Please note: these columns are an archive of my Library Journal column from 1997-2007. They have not been altered in content, so please keep in mind some of this content will be out of date.
Strategies for Keeping Current
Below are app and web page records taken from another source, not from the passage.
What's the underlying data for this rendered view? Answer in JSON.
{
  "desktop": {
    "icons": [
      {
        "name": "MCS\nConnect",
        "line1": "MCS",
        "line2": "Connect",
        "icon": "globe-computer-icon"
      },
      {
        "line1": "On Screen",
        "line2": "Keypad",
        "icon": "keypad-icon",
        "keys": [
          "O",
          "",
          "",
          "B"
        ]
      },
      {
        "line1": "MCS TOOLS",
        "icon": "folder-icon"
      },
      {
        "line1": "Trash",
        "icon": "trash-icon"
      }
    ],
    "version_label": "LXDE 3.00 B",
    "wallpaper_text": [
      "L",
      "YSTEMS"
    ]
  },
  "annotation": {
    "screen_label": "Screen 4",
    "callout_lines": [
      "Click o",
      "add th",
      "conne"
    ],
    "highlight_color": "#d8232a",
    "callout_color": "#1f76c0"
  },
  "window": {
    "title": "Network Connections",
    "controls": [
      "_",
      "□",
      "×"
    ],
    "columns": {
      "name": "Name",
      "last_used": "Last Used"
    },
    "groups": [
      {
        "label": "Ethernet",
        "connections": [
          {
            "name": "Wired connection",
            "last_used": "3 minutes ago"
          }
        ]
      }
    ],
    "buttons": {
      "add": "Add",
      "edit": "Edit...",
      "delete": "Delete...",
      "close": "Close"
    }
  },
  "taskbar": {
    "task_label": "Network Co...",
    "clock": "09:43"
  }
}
Even as technology makes it easier for us to gather information, the explosion of technology makes it harder than ever to keep up. Ten years ago most libraries weren't on the web. XML was born only five years ago. Yet both technologies are now key pieces of the foundational infrastructure of nearly every major library. But do the math: if you exited library school prior to 1993, you're toast--unless you've kept up. Awareness of new technologies and what they have to offer is one thing, but taking that awareness to the level of knowledge--and eventually experience-- is an even greater challenge. How do we maximize the little time we have for professional development? Before I share some strategies, let's acknowledge that it takes time, effort, and commitment to keep current. Depending on your "tech" comfort level, it may involve a good deal of tolerance as well. But if you want to use current information technologies fully to address the problems and opportunities that your library faces, then you must quit complaining and lock and load. Learn as you breathe Learn all the time without even thinking about it. We are born to learn, but somewhere along the way many of us pick up the idea that we must be taught in order to learn. We think that if someone doesn't stand up in front of us and talk to us with either a chalkboard or PowerPoint slides, we cannot learn. We must regain our sense of wonder and our desire to learn. Make strategic learning decisions Even if you are learning all the time, you can't learn everything. Luckily, there are many things that you can safely ignore. We do this all the time without thinking much about it, but professionally it can be dangerous to blow things off without first doing some investigation. When you hear about a new technology or issue, take a quick look and categorize it. My categories are "trash" (not worth my time), "monitor" (still in distant early warning phase, can be safely ignored for now), "dabble" (what's this about?), and "need to know" (I can use it in my job now). Revisit such categories as conditions dictate. Use professional filters Consider the old-fashioned, preweb kind of filters: people who make decisions about what is important. Today these include current awareness services, such as Current Cites, the Research Libraries Group's ShelfLife, and portals like Steven Bell's Keeping Up and LIS Feeds (which provides access to a variety of library-related, RSS-syndicated, current awareness services also known as web logs). They are all produced by professional colleagues who select items of interest and provide context and commentary. Quiz trusted colleagues As hard as you try, it's unlikely that you'll ever know as much about most technical topics as some of your colleagues. If you have passing acquaintance (or better) with your local technology experts, ask them key questions. What is essential to know about this technology? Is it important now, in the near-term, further into the future, or possibly never? What are the three things this technology does or enables that I should know? Learn by doing Build prototypes and make mistakes. Prototypes can provide a better way to elicit feedback than a description ever could. Simply creating a "smoke and mirrors" prototype of HTML pages that mimics the system you're after can be much better than trying to explain how it should work. It is trite but true that you can learn a lot from your own mistakes. Be responsible You are accountable for your own learning. No one is more responsible for your professional development than you. Don't expect the organization that hired you to make sure you are developing as a professional. Take the necessary time Your place of employment owes you the time and training to do the tasks at hand, unless you were hired because of specific knowledge and skills. Beyond the requirements of the job, you must heed your calling as a librarian and information professional. To be effective in our profession you must constantly learn and retool. Accept that change is constant, and constant learning is the only reasonable response. Gone are the days (if they ever existed) when everything you need to know about being a librarian could be learned in library school. Learn to thrive on change. Anticipate it, smell it out, and chase after it. If you do this well enough, instead of being the victim of change, you will be its agent. And you will be able to mold change to serve your public better. __________________________________________________________________ LINK LIST Current Cites sunsite.Berkeley.edu/CurrentCites Feed Your Head: Keeping Up by Using RSS libraryjournal.com/tennant5-15-03 Keeping Up Web Site staff.philau.edu/bells/keepup LIS Feeds www.lisfeeds.com ShelfLife www.rlg.org/shelflife